"Our game case" – when should an offshore judge recuse him/herself?
In the recent Grand Court case of Jian Ying Ourgame High Growth Investment Fund (In Official Liquidation), Justice Doyle considered an application by Powerful Warrior Limited, a BVI company, that the learned judge ought to recuse himself. He acceded to that request.
On 14 September 2021, Justice Doyle ordered that the Company be wound up and appointed joint official liquidators (JOLs). The learned judge also authorised the JOLs, without further sanction or intervention from the court, to exercise amongst others the power “to bring or defend any action or other legal proceeding in the name and on behalf of the Company.”
The application for recusal in summary was that, the judge had been made privy to certain ex parte filings by the Plaintiff’s liquidators that have never been provided to Powerful Warrior including the first report of the joint provisional liquidator and that the judge already appeared to have made a finding in his judgment (in the absence of Powerful Warrior, without notice to Powerful Warrior and without hearing any evidence or submissions on behalf of Powerful Warrior).
The relevant test in the Cayman Islands in respect of recusal applications on the ground of apparent bias is well-established (see for example paragraph 152 of the judgment of Sir Jack Beatson, JA, in Perry v Lopag Trust Reg. and others (CICA; unreported judgment 19 November 2021)). It is whether the fair-minded and informed observer, having considered all the facts, would conclude that there was a real possibility that the judge was biased. Recently Lord Malcolm in Smith v Attorney General of Trinidad and Tobago  UKPC 28 at paragraph one set out the well-known recusal test and added: “Sometimes it is asked whether there is a legitimate doubt as to the tribunal’s impartiality, a quality seen as indispensable to the fair administration of justice.”
In this case, Justice Doyle held that: “I am quite sure that I could deal with the summonses fairly and justly but that, of course, is not the relevant test. My own protestations that I am not and would not be biased against Powerful Warrior are not to the point and can be given no weight in this context. We are dealing with apparent bias rather than an allegation of actual bias. I have to look at the matter objectively through the eyes of a fair minded and informed observer.
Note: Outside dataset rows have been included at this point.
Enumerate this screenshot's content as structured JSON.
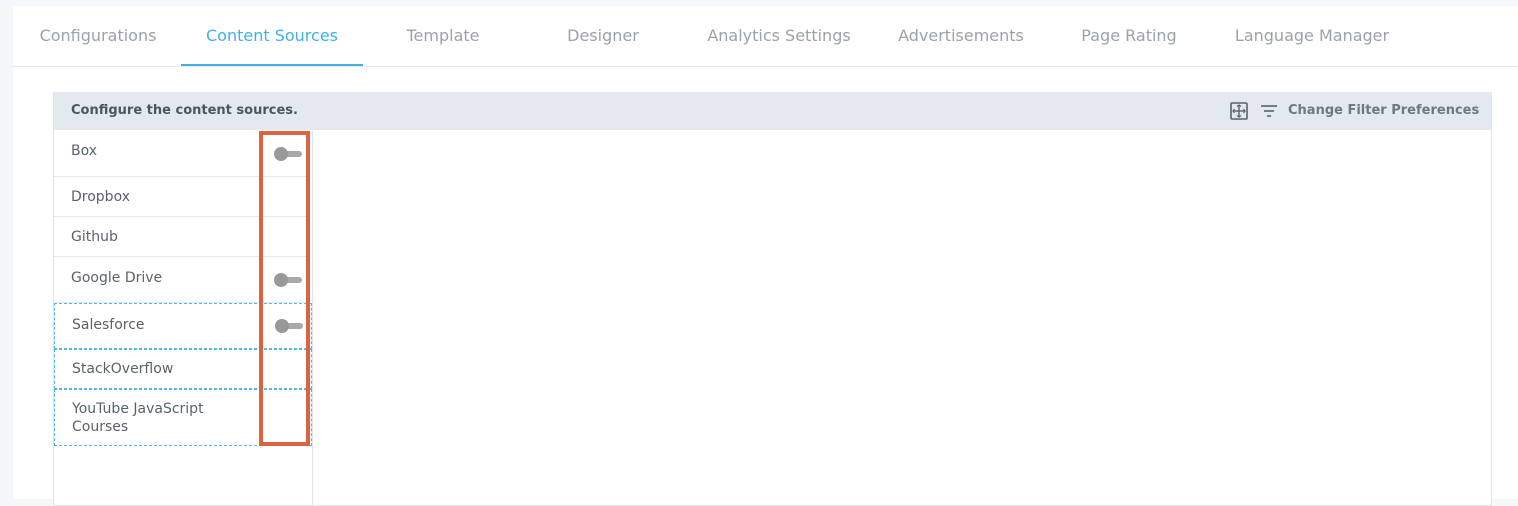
{
  "tabs": [
    {
      "label": "Configurations",
      "active": false
    },
    {
      "label": "Content Sources",
      "active": true
    },
    {
      "label": "Template",
      "active": false
    },
    {
      "label": "Designer",
      "active": false
    },
    {
      "label": "Analytics Settings",
      "active": false
    },
    {
      "label": "Advertisements",
      "active": false
    },
    {
      "label": "Page Rating",
      "active": false
    },
    {
      "label": "Language Manager",
      "active": false
    }
  ],
  "panel": {
    "title": "Configure the content sources.",
    "filter_label": "Change Filter Preferences"
  },
  "sources": [
    {
      "name": "Box",
      "has_toggle": true,
      "enabled": false
    },
    {
      "name": "Dropbox",
      "has_toggle": false
    },
    {
      "name": "Github",
      "has_toggle": false
    },
    {
      "name": "Google Drive",
      "has_toggle": true,
      "enabled": false
    },
    {
      "name": "Salesforce",
      "has_toggle": true,
      "enabled": false
    },
    {
      "name": "StackOverflow",
      "has_toggle": false
    },
    {
      "name": "YouTube JavaScript Courses",
      "has_toggle": false
    }
  ],
  "colors": {
    "accent": "#3db2e9",
    "highlight": "#dc6340",
    "toggle_off": "#a9a9a9"
  }
}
It is important to maintain the community’s trust and confidence in the administration of justice that justice must not only be done it must also be seen to be done...I feel that I am duty bound to conclude that the recusal test has been met in this case and I must recuse. I therefore recuse for the reasons stated in this judgment.”